Alexander Technique and Connecting with Your Body
Performer John Tate shares his experience of using the Alexander Technique and other tips for actors to connect with their body.
By John Tate
As an actor, your body is your tool. Your body encases your voice and takes you from one side of the stage to the other and the whole time the audience is watching. But haven’t we all been guilty of forgetting to include our whole body in our performance when on stage? I know I certainly have. Many a time I've finished my big dramatic monologue and can feel my face start to flush and the veins in my neck start to pop.
The Alexander Technique helps you release those muscles that you weren’t even aware you were tensing.
Here are some suggestions about how to reconnect with your body:
I had never heard of the Alexander Technique until I went to drama school. Learning about it really was a ‘blow your mind’ moment.
The Alexander Technique was invented by an Australian actor who, whilst performing, kept losing his voice. Every time he lost his voice he would go to the doctor to fix it and once he had regained his voice he would lose it again. This continued until one day he asked himself ‘What if the problem isn’t my voice, but how I’m using it?’ He formulated a technique in which he didn’t look at the tool, but how he was using it. Was he contracting his throat? Was he breathing correctly? etc.
At drama school the Alexander Technique was taught alongside voice lessons, the voice can’t resonate to its full capacity if your body is tense, leading to the phrase ‘tension kills vibration’. If you try and tense every muscle surrounding your throat, you’d find it very difficult to talk, let alone project to a room of 500 people. You’d find yourself straining pretty hard.
The technique does a lot more than just helping your voice. It helps you become more efficient in your everyday life from sitting, washing the dishes and even holding a pencil.
There are countless books and recourses on the subject. I recommend starting with The Society of Teachers of the Alexander Technique (STAT), where you can familiarise yourself about the technique and there's a directory to find your nearest teacher.
Yoga gives you flexibility and it also gives you strength. One of my teachers says, “Strong people float through life” and I think she’s right as it’s a physical and mental realignment.
Yoga has helped me greatly; I am 6ft 2in and like many tall people I started to get back pain - as early as my mid-20s. Yoga showed me that my posture wasn’t as good as I thought and that I had been tensing muscles in my back that I didn’t really need to.
Since practising yoga regularly, I feel more comfortable in my own body. I can get up and move with far more ease and with a sense of grounding. Yoga is also a great way of helping you relax so get on it, It’s great!
When dancers walk through the door you notice. And wouldn’t that be a useful thing to have if the room you're walking into is an audition room?
Dance (Not Movement)
Dance often seems to lend itself to period pieces (who wouldn’t want a period drama sitting nicely on your Spotlight profile?) but it also gives so much more. It helps with our posture and presence.
People with dance training have a certain way about them, some skill that I’ve never seen in anyone else. When dancers walk through the door you notice. And wouldn’t that be a useful thing to have if the room you're walking into is an audition room?

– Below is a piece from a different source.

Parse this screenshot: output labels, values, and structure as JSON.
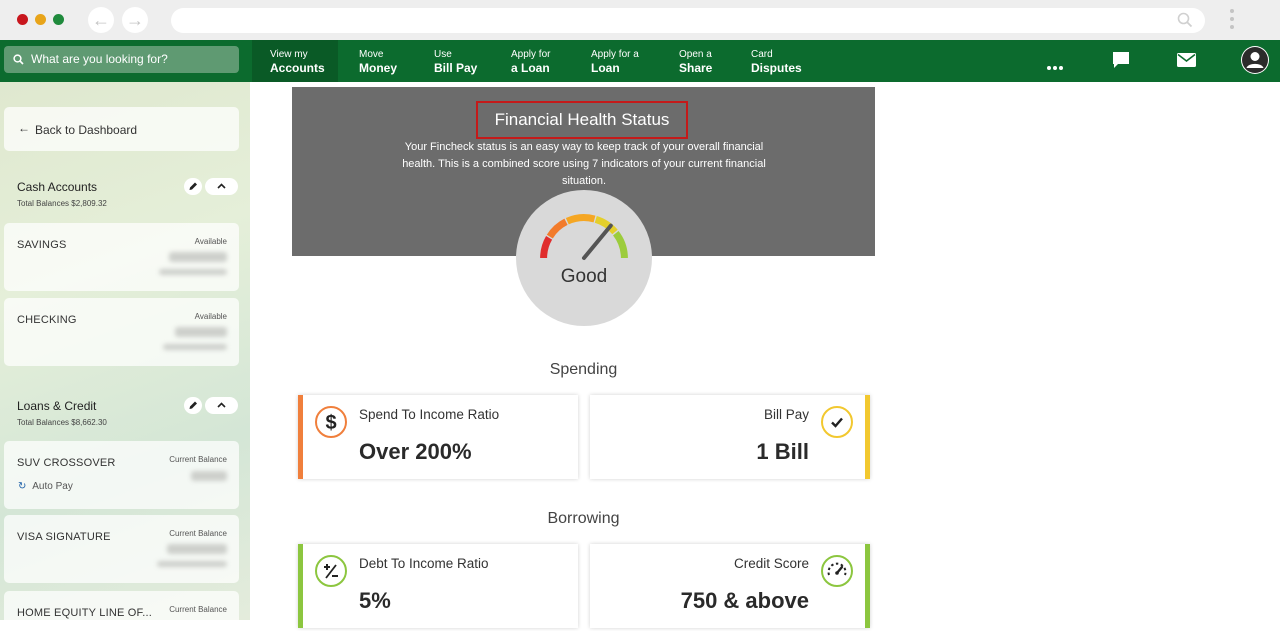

There are many different types of dance and having a basic skill in even one really helps your employability. It’s also a fun way of exercise and meeting new people.

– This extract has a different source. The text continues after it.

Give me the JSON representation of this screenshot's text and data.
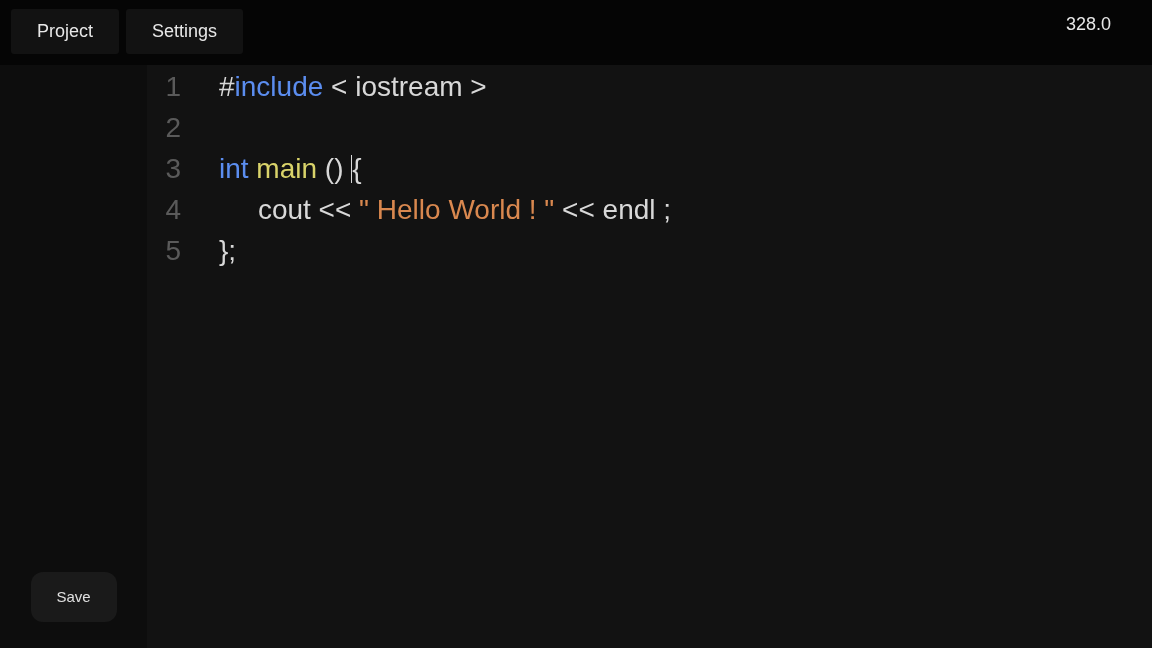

Movement (Not Dance)
Movement is slightly different from dance. Dance is, well what you imagine, but movement is more about expressing with your body. Acting without words. Once you get your head around communicating with movement rather than with words it opens up a whole new way of telling a story.
A great example is Animal Studies. This is an exercise where you observe every aspect of an animal – their energy, how they move - and mimic it. Then you slowly revert to being human again whilst keeping some aspects of the animal in your body.
This is one of my go-to exercises when approaching characters. It gives me a quick way of accessing a person and their physicality.
Your body is your body, you do what you want with it but there are things you can do that will help you in your career. It is your best friend, your companion and your instrument. Treat it well, and you’ll be sure to reap the rewards.
John Tate is an actor and recent graduate of The Royal Welsh College of Music and Drama.
Born and bred in Liverpool, and having started his career in the Liverpool Everyman, he has worked both as an actor and trainee writer with a passion for environmentally friendly and sustainable theatre.
John has recently appeared in National Theatre Wales and Sherman Theatre's online production of ‘Ripples’ by Tracy Harris.
Photograph by Samuel Black.